Good question, especially since social awareness, i.e. all of us in our country, divide saunas into two types: dry and wet. This division is not very successful. When we say dry sauna, we mean a sauna in which the temperature reaches about 100ºC, the pouring of stones is very moderate or even forbidden, and the air humidity does not exceed 10%. A wet sauna, on the other hand, has a temperature of about 30ºC to 50ºC and a humidity of up to 60%, i.e. a place where the mist of water vapor is kept and it is warm. Is this the only way we share saunas? Of course not. Saunas are also a Russian banya (bania in Russian is a steam room) where the temperature is kept at around 70-80ºC, the humidity is 30% by intensive pouring. Bania takes many different forms and shapes with holes in the ground, sheds, huts and special closed chambers, from which only the heads of users protrude. You can’t forget about the Greek and Roman baths, thermal baths, etc. The sauna is also a Roman bath, hot-tube, i.e. a hot tub and a black sauna known from Finland and Siberia.

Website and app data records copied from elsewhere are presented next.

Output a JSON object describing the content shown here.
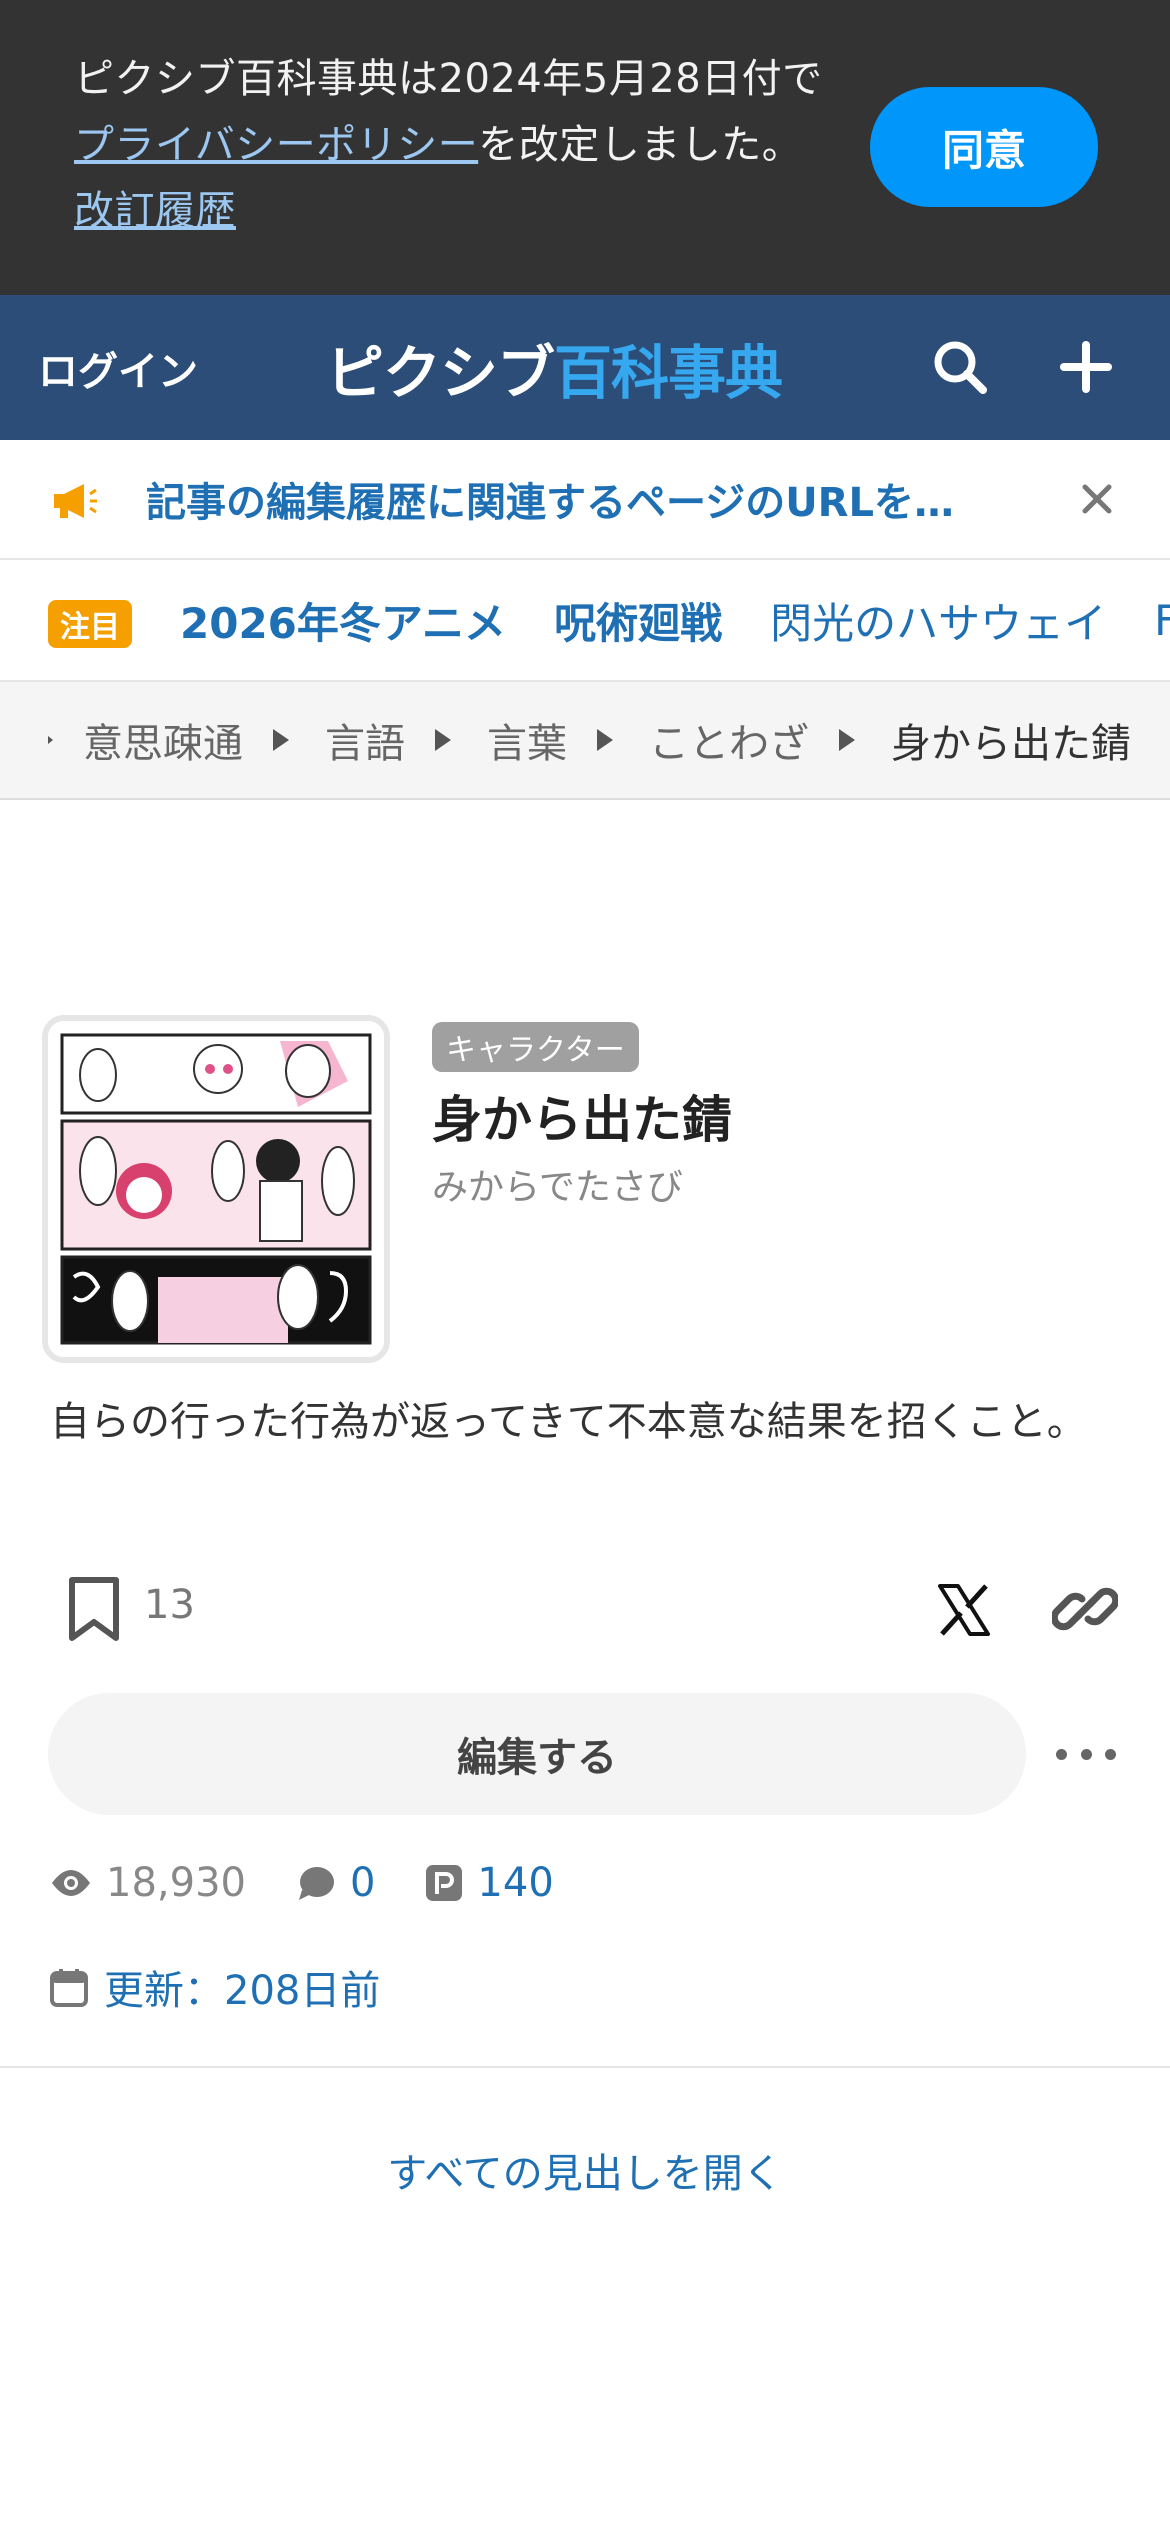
{
  "privacy_banner": {
    "text_before": "ピクシブ百科事典は2024年5月28日付で",
    "link_policy": "プライバシーポリシー",
    "text_after": "を改定しました。",
    "link_history": "改訂履歴",
    "agree_label": "同意"
  },
  "header": {
    "login_label": "ログイン",
    "logo_part1": "ピクシブ",
    "logo_part2": "百科事典",
    "search_icon": "search-icon",
    "plus_icon": "plus-icon"
  },
  "notice": {
    "icon": "megaphone-icon",
    "text": "記事の編集履歴に関連するページのURLを…",
    "close_icon": "close-icon"
  },
  "trending": {
    "badge": "注目",
    "items": [
      {
        "label": "2026年冬アニメ",
        "bold": true
      },
      {
        "label": "呪術廻戦",
        "bold": true
      },
      {
        "label": "閃光のハサウェイ",
        "bold": false
      },
      {
        "label": "F",
        "bold": false
      }
    ]
  },
  "breadcrumb": {
    "items": [
      "意思疎通",
      "言語",
      "言葉",
      "ことわざ"
    ],
    "current": "身から出た錆"
  },
  "article": {
    "category_tag": "キャラクター",
    "title": "身から出た錆",
    "reading": "みからでたさび",
    "summary": "自らの行った行為が返ってきて不本意な結果を招くこと。",
    "bookmark_count": "13",
    "edit_label": "編集する",
    "views": "18,930",
    "comments": "0",
    "pixiv_works": "140",
    "updated": "更新：208日前",
    "open_all_headings": "すべての見出しを開く"
  },
  "colors": {
    "header_bg": "#2c4d77",
    "accent_blue": "#0096fa",
    "link_blue": "#1e6fb3",
    "badge_orange": "#f5a000"
  }
}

Sauna is also a Roman bath, a hot-tube, i.e. a hot tub and a black sauna known from Finland and Siberia. Temperatures and humidity in saunas are different, but they have one thing in common, the sum of these two components should oscillate between 90 and 110, i.e. 50% humidity equals 60ºC. The higher the temperature, the lower the humidity, the higher the humidity, the lower the temperature, and so on. The garden sauna is a multifunctional sauna, it depends on the temperature of the stove and whether it can be poured abundantly, which will increase the humidity. Our stove has a tray for stones, which allows pouring, but it is not necessary. The garden sauna is universal and replaces almost all saunas known and attributed to different countries. Using the sauna in the garden does not limit us, we can pour water that will soak into the ground and do what we want. Let’s always remember the 90-110 rule for our health and safety.